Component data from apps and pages
:::
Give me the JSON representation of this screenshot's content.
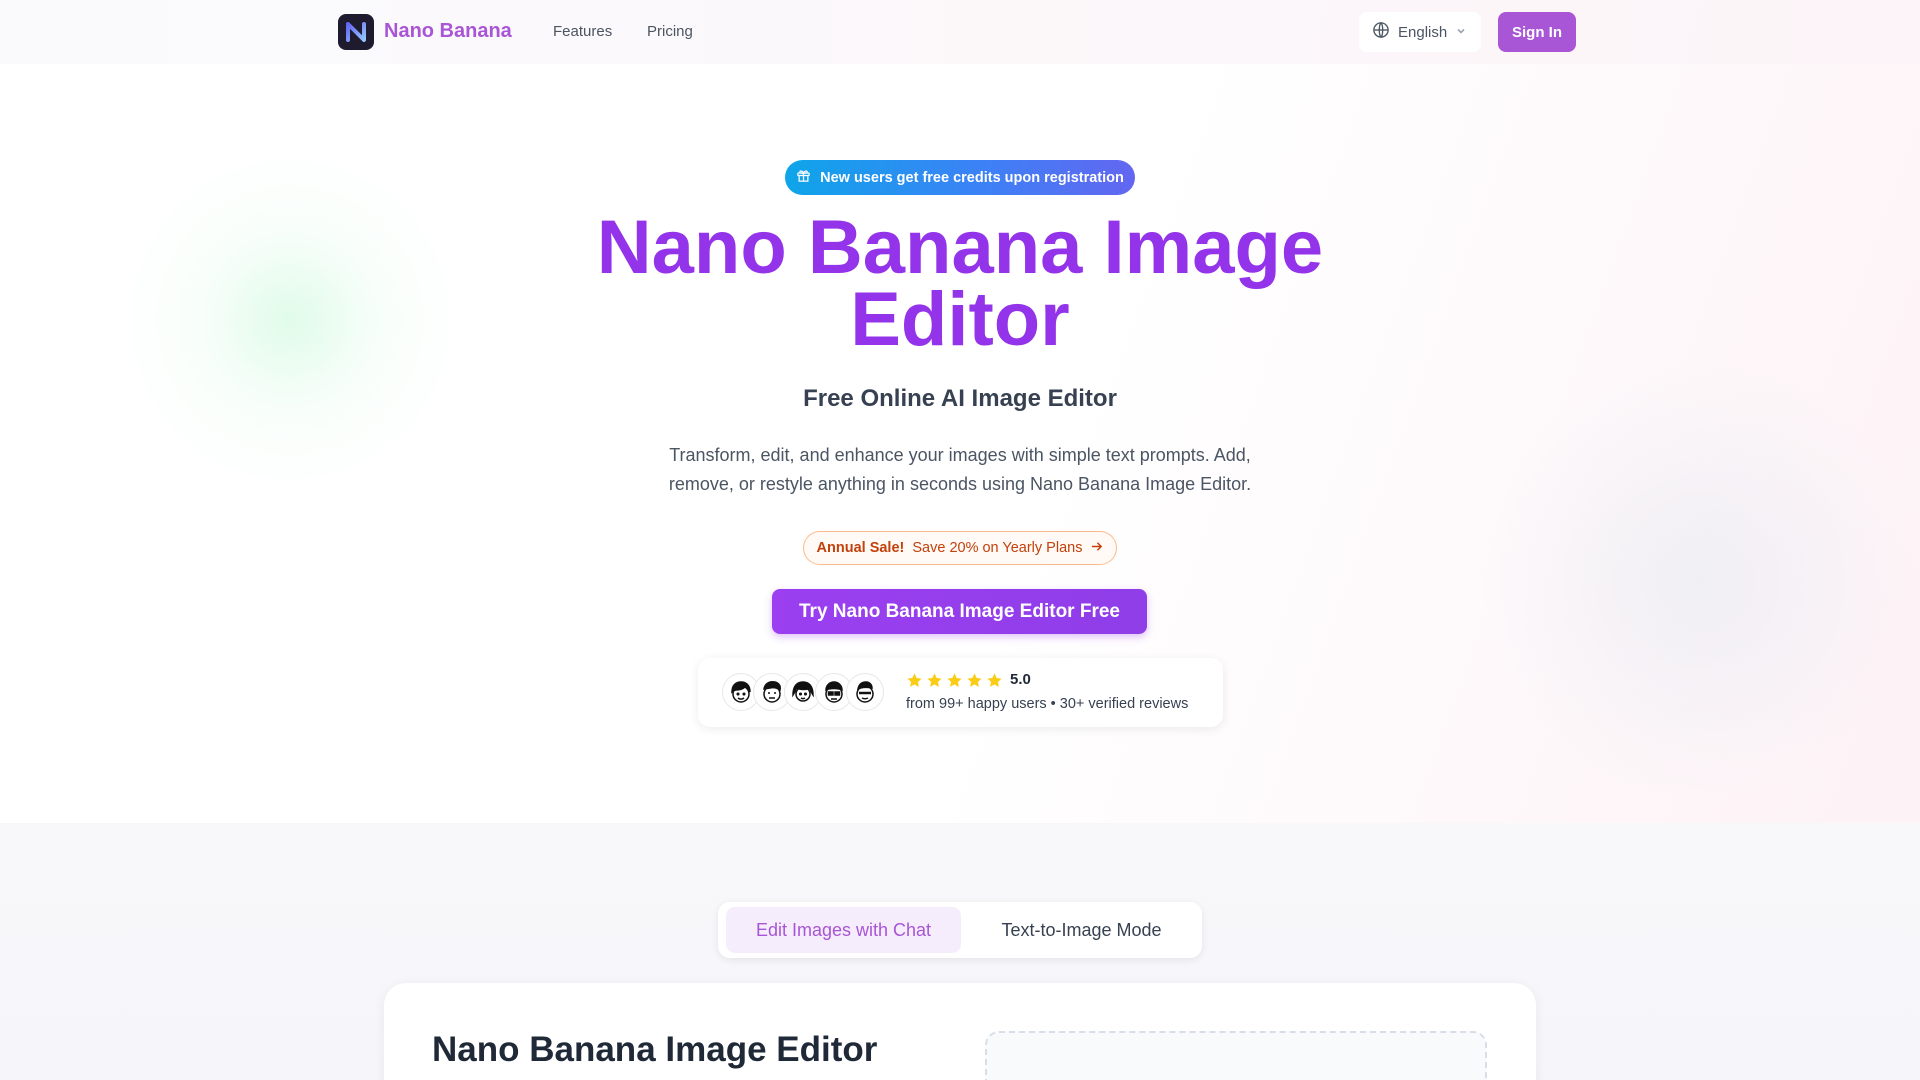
{
  "header": {
    "brand": "Nano Banana",
    "nav": [
      {
        "label": "Features"
      },
      {
        "label": "Pricing"
      }
    ],
    "language": "English",
    "sign_in": "Sign In"
  },
  "hero": {
    "promo": "New users get free credits upon registration",
    "title_line1": "Nano Banana Image",
    "title_line2": "Editor",
    "subtitle": "Free Online AI Image Editor",
    "desc_line1": "Transform, edit, and enhance your images with simple text prompts. Add,",
    "desc_line2": "remove, or restyle anything in seconds using Nano Banana Image Editor.",
    "sale_bold": "Annual Sale!",
    "sale_text": "Save 20% on Yearly Plans",
    "cta": "Try Nano Banana Image Editor Free",
    "rating": {
      "score": "5.0",
      "stars": 5,
      "text": "from 99+ happy users • 30+ verified reviews"
    }
  },
  "tabs": [
    {
      "label": "Edit Images with Chat",
      "active": true
    },
    {
      "label": "Text-to-Image Mode",
      "active": false
    }
  ],
  "editor": {
    "title": "Nano Banana Image Editor"
  },
  "colors": {
    "brand": "#a855d6",
    "title": "#9333ea",
    "cta": "#9b3ff0",
    "star": "#facc15",
    "sale": "#c2410c"
  }
}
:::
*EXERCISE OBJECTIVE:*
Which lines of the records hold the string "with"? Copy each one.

*RESULT:*
    "desc_line1": "Transform, edit, and enhance your images with simple text prompts. Add,",
      "label": "Edit Images with Chat",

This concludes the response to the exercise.